* **What the task asks**: Lift out each line of the data that holds "filter".

* **Information given**:

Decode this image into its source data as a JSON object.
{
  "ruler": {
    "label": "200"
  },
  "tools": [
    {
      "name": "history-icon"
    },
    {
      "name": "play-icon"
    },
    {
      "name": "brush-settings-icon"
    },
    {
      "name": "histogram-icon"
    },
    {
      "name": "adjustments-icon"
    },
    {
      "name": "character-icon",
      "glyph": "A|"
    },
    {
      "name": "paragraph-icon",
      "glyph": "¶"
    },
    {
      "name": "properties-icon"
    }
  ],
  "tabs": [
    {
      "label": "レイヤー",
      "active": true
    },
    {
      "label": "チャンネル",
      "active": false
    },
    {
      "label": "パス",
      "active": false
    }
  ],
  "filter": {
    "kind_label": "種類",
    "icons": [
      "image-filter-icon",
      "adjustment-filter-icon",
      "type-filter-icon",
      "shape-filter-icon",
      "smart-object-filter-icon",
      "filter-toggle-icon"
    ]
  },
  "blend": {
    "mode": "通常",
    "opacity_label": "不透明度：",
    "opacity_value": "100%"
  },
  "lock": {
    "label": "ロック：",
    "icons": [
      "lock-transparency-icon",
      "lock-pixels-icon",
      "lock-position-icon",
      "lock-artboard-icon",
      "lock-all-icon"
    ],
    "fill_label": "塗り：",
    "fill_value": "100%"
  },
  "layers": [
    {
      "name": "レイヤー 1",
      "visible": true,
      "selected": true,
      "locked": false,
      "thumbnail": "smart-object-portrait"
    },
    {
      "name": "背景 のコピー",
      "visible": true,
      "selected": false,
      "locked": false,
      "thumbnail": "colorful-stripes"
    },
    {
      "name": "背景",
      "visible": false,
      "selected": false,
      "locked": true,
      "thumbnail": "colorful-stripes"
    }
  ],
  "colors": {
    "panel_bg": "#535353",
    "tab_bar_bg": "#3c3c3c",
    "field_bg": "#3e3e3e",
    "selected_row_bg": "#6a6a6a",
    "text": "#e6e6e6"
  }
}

* **Completed task**:
  "filter": {
      "image-filter-icon",
      "adjustment-filter-icon",
      "type-filter-icon",
      "shape-filter-icon",
      "smart-object-filter-icon",
      "filter-toggle-icon"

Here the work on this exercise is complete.